● Task brief: In the data below, which lines hold "align"? Copy every one.

::::::

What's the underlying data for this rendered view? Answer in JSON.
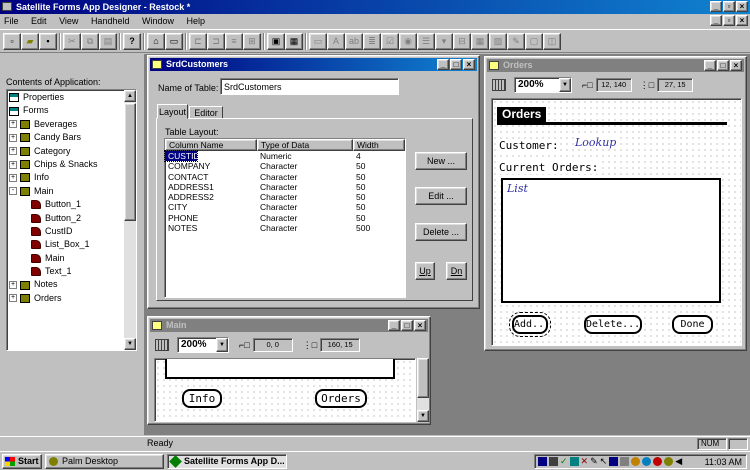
{
  "app": {
    "title": "Satellite Forms App Designer - Restock *"
  },
  "menu": [
    "File",
    "Edit",
    "View",
    "Handheld",
    "Window",
    "Help"
  ],
  "toolbar": {
    "icons": [
      "new-icon",
      "open-icon",
      "save-icon",
      "cut-icon",
      "copy-icon",
      "paste-icon",
      "help-icon",
      "home-icon",
      "form-icon",
      "align-left-icon",
      "align-center-icon",
      "align-right-icon",
      "distribute-icon",
      "group-icon",
      "ungroup-icon"
    ],
    "palette_icons": [
      "select-icon",
      "text-tool-icon",
      "edit-tool-icon",
      "paragraph-tool-icon",
      "check-tool-icon",
      "radio-tool-icon",
      "list-tool-icon",
      "lookup-tool-icon",
      "combo-tool-icon",
      "table-tool-icon",
      "image-tool-icon",
      "ink-tool-icon",
      "button-tool-icon",
      "graffiti-tool-icon"
    ]
  },
  "tree": {
    "label": "Contents of Application:",
    "items": [
      {
        "label": "Properties",
        "level": 0,
        "expander": "",
        "icon": "properties-icon"
      },
      {
        "label": "Forms",
        "level": 0,
        "expander": "",
        "icon": "forms-folder-icon"
      },
      {
        "label": "Beverages",
        "level": 1,
        "expander": "+",
        "icon": "table-icon"
      },
      {
        "label": "Candy Bars",
        "level": 1,
        "expander": "+",
        "icon": "table-icon"
      },
      {
        "label": "Category",
        "level": 1,
        "expander": "+",
        "icon": "table-icon"
      },
      {
        "label": "Chips & Snacks",
        "level": 1,
        "expander": "+",
        "icon": "table-icon"
      },
      {
        "label": "Info",
        "level": 1,
        "expander": "+",
        "icon": "table-icon"
      },
      {
        "label": "Main",
        "level": 1,
        "expander": "-",
        "icon": "table-icon"
      },
      {
        "label": "Button_1",
        "level": 2,
        "expander": "",
        "icon": "control-icon"
      },
      {
        "label": "Button_2",
        "level": 2,
        "expander": "",
        "icon": "control-icon"
      },
      {
        "label": "CustID",
        "level": 2,
        "expander": "",
        "icon": "control-icon"
      },
      {
        "label": "List_Box_1",
        "level": 2,
        "expander": "",
        "icon": "control-icon"
      },
      {
        "label": "Main",
        "level": 2,
        "expander": "",
        "icon": "control-icon"
      },
      {
        "label": "Text_1",
        "level": 2,
        "expander": "",
        "icon": "control-icon"
      },
      {
        "label": "Notes",
        "level": 1,
        "expander": "+",
        "icon": "table-icon"
      },
      {
        "label": "Orders",
        "level": 1,
        "expander": "+",
        "icon": "table-icon"
      }
    ]
  },
  "srd": {
    "title": "SrdCustomers",
    "name_label": "Name of Table:",
    "name_value": "SrdCustomers",
    "tabs": [
      "Layout",
      "Editor"
    ],
    "layout_label": "Table Layout:",
    "columns": [
      "Column Name",
      "Type of Data",
      "Width"
    ],
    "rows": [
      [
        "CUSTID",
        "Numeric",
        "4"
      ],
      [
        "COMPANY",
        "Character",
        "50"
      ],
      [
        "CONTACT",
        "Character",
        "50"
      ],
      [
        "ADDRESS1",
        "Character",
        "50"
      ],
      [
        "ADDRESS2",
        "Character",
        "50"
      ],
      [
        "CITY",
        "Character",
        "50"
      ],
      [
        "PHONE",
        "Character",
        "50"
      ],
      [
        "NOTES",
        "Character",
        "500"
      ]
    ],
    "buttons": {
      "new": "New ...",
      "edit": "Edit ...",
      "delete": "Delete ...",
      "up": "Up",
      "dn": "Dn"
    }
  },
  "orders": {
    "title": "Orders",
    "zoom": "200%",
    "pos": "12, 140",
    "size": "27, 15",
    "form_title": "Orders",
    "customer_label": "Customer:",
    "customer_value": "Lookup",
    "current_orders_label": "Current Orders:",
    "list_label": "List",
    "buttons": {
      "add": "Add...",
      "delete": "Delete...",
      "done": "Done"
    }
  },
  "main": {
    "title": "Main",
    "zoom": "200%",
    "pos": "0, 0",
    "size": "160, 15",
    "buttons": {
      "info": "Info",
      "orders": "Orders"
    }
  },
  "status": {
    "text": "Ready",
    "num": "NUM"
  },
  "taskbar": {
    "start": "Start",
    "tasks": [
      "Palm Desktop",
      "Satellite Forms App D..."
    ],
    "time": "11:03 AM"
  }
}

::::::

● Result below:
      "align-left-icon",
      "align-center-icon",
      "align-right-icon",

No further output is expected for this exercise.